PROBLEM TO WORK ON:
Leaving out the pictures, copy each record below exactly.

RECORDS PROVIDED:
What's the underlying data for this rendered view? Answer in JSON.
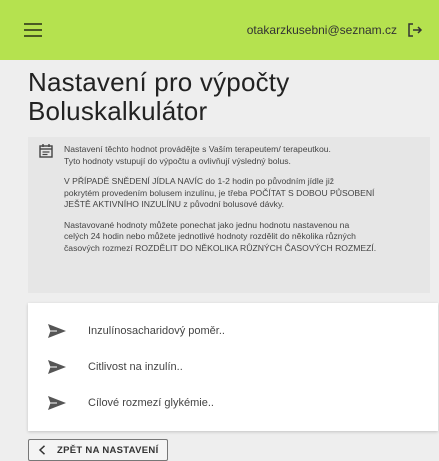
{
  "header": {
    "user_email": "otakarzkusebni@seznam.cz",
    "accent_color": "#b5e24f"
  },
  "page": {
    "title_line1": "Nastavení pro výpočty",
    "title_line2": "Boluskalkulátor"
  },
  "info": {
    "icon": "calendar-note-icon",
    "paragraph1_line1": "Nastavení těchto hodnot provádějte s Vaším terapeutem/ terapeutkou.",
    "paragraph1_line2": "Tyto hodnoty vstupují do výpočtu a ovlivňují výsledný bolus.",
    "paragraph2_line1": "V PŘÍPADĚ SNĚDENÍ JÍDLA NAVÍC do 1-2 hodin po původním jídle již",
    "paragraph2_line2": "pokrytém provedením bolusem inzulínu, je třeba POČÍTAT S DOBOU PŮSOBENÍ",
    "paragraph2_line3": "JEŠTĚ AKTIVNÍHO INZULÍNU z původní bolusové dávky.",
    "paragraph3_line1": "Nastavované hodnoty můžete ponechat jako jednu hodnotu nastavenou na",
    "paragraph3_line2": "celých 24 hodin nebo můžete jednotlivé hodnoty rozdělit do několika různých",
    "paragraph3_line3": "časových rozmezí ROZDĚLIT DO NĚKOLIKA RŮZNÝCH ČASOVÝCH ROZMEZÍ."
  },
  "settings_list": {
    "items": [
      {
        "label": "Inzulínosacharidový poměr..",
        "icon": "send-icon"
      },
      {
        "label": "Citlivost na inzulín..",
        "icon": "send-icon"
      },
      {
        "label": "Cílové rozmezí glykémie..",
        "icon": "send-icon"
      }
    ]
  },
  "footer": {
    "back_label": "ZPĚT NA NASTAVENÍ"
  }
}
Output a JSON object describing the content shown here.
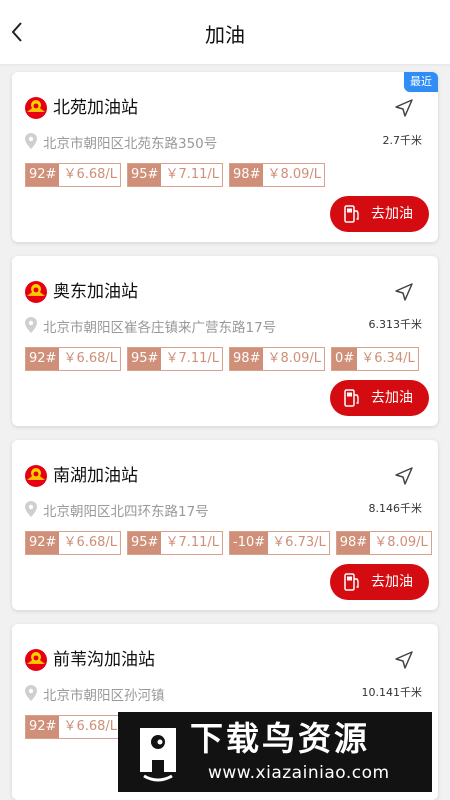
{
  "header": {
    "title": "加油"
  },
  "stations": [
    {
      "name": "北苑加油站",
      "badge": "最近",
      "address": "北京市朝阳区北苑东路350号",
      "distance": "2.7千米",
      "prices": [
        {
          "type": "92#",
          "price": "￥6.68/L"
        },
        {
          "type": "95#",
          "price": "￥7.11/L"
        },
        {
          "type": "98#",
          "price": "￥8.09/L"
        }
      ],
      "button": "去加油"
    },
    {
      "name": "奥东加油站",
      "address": "北京市朝阳区崔各庄镇来广营东路17号",
      "distance": "6.313千米",
      "prices": [
        {
          "type": "92#",
          "price": "￥6.68/L"
        },
        {
          "type": "95#",
          "price": "￥7.11/L"
        },
        {
          "type": "98#",
          "price": "￥8.09/L"
        },
        {
          "type": "0#",
          "price": "￥6.34/L"
        }
      ],
      "button": "去加油"
    },
    {
      "name": "南湖加油站",
      "address": "北京朝阳区北四环东路17号",
      "distance": "8.146千米",
      "prices": [
        {
          "type": "92#",
          "price": "￥6.68/L"
        },
        {
          "type": "95#",
          "price": "￥7.11/L"
        },
        {
          "type": "-10#",
          "price": "￥6.73/L"
        },
        {
          "type": "98#",
          "price": "￥8.09/L"
        }
      ],
      "button": "去加油"
    },
    {
      "name": "前苇沟加油站",
      "address": "北京市朝阳区孙河镇",
      "distance": "10.141千米",
      "prices": [
        {
          "type": "92#",
          "price": "￥6.68/L"
        }
      ]
    }
  ],
  "watermark": {
    "title": "下载鸟资源",
    "url": "www.xiazainiao.com"
  },
  "colors": {
    "accent": "#d40b10",
    "price_tag": "#cf8f78",
    "badge": "#2f8df5"
  }
}
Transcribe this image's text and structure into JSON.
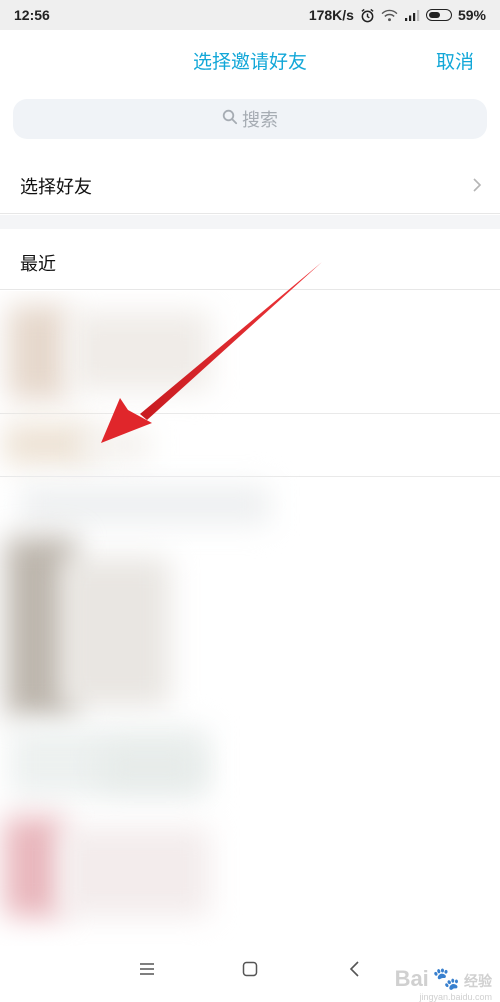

RESULT BELOW:
What's the underlying data for this rendered view? Answer in JSON.
{
  "header": {
    "user_email": "otakarzkusebni@seznam.cz",
    "accent_color": "#b5e24f"
  },
  "page": {
    "title_line1": "Nastavení pro výpočty",
    "title_line2": "Boluskalkulátor"
  },
  "info": {
    "icon": "calendar-note-icon",
    "paragraph1_line1": "Nastavení těchto hodnot provádějte s Vaším terapeutem/ terapeutkou.",
    "paragraph1_line2": "Tyto hodnoty vstupují do výpočtu a ovlivňují výsledný bolus.",
    "paragraph2_line1": "V PŘÍPADĚ SNĚDENÍ JÍDLA NAVÍC do 1-2 hodin po původním jídle již",
    "paragraph2_line2": "pokrytém provedením bolusem inzulínu, je třeba POČÍTAT S DOBOU PŮSOBENÍ",
    "paragraph2_line3": "JEŠTĚ AKTIVNÍHO INZULÍNU z původní bolusové dávky.",
    "paragraph3_line1": "Nastavované hodnoty můžete ponechat jako jednu hodnotu nastavenou na",
    "paragraph3_line2": "celých 24 hodin nebo můžete jednotlivé hodnoty rozdělit do několika různých",
    "paragraph3_line3": "časových rozmezí ROZDĚLIT DO NĚKOLIKA RŮZNÝCH ČASOVÝCH ROZMEZÍ."
  },
  "settings_list": {
    "items": [
      {
        "label": "Inzulínosacharidový poměr..",
        "icon": "send-icon"
      },
      {
        "label": "Citlivost na inzulín..",
        "icon": "send-icon"
      },
      {
        "label": "Cílové rozmezí glykémie..",
        "icon": "send-icon"
      }
    ]
  },
  "footer": {
    "back_label": "ZPĚT NA NASTAVENÍ"
  }
}
Output a JSON object describing the content shown here.
{
  "header": {
    "title": "加油"
  },
  "stations": [
    {
      "name": "北苑加油站",
      "badge": "最近",
      "address": "北京市朝阳区北苑东路350号",
      "distance": "2.7千米",
      "prices": [
        {
          "type": "92#",
          "price": "￥6.68/L"
        },
        {
          "type": "95#",
          "price": "￥7.11/L"
        },
        {
          "type": "98#",
          "price": "￥8.09/L"
        }
      ],
      "button": "去加油"
    },
    {
      "name": "奥东加油站",
      "address": "北京市朝阳区崔各庄镇来广营东路17号",
      "distance": "6.313千米",
      "prices": [
        {
          "type": "92#",
          "price": "￥6.68/L"
        },
        {
          "type": "95#",
          "price": "￥7.11/L"
        },
        {
          "type": "98#",
          "price": "￥8.09/L"
        },
        {
          "type": "0#",
          "price": "￥6.34/L"
        }
      ],
      "button": "去加油"
    },
    {
      "name": "南湖加油站",
      "address": "北京朝阳区北四环东路17号",
      "distance": "8.146千米",
      "prices": [
        {
          "type": "92#",
          "price": "￥6.68/L"
        },
        {
          "type": "95#",
          "price": "￥7.11/L"
        },
        {
          "type": "-10#",
          "price": "￥6.73/L"
        },
        {
          "type": "98#",
          "price": "￥8.09/L"
        }
      ],
      "button": "去加油"
    },
    {
      "name": "前苇沟加油站",
      "address": "北京市朝阳区孙河镇",
      "distance": "10.141千米",
      "prices": [
        {
          "type": "92#",
          "price": "￥6.68/L"
        }
      ]
    }
  ],
  "watermark": {
    "title": "下载鸟资源",
    "url": "www.xiazainiao.com"
  },
  "colors": {
    "accent": "#d40b10",
    "price_tag": "#cf8f78",
    "badge": "#2f8df5"
  }
}
Transcribe this image's text and structure into JSON.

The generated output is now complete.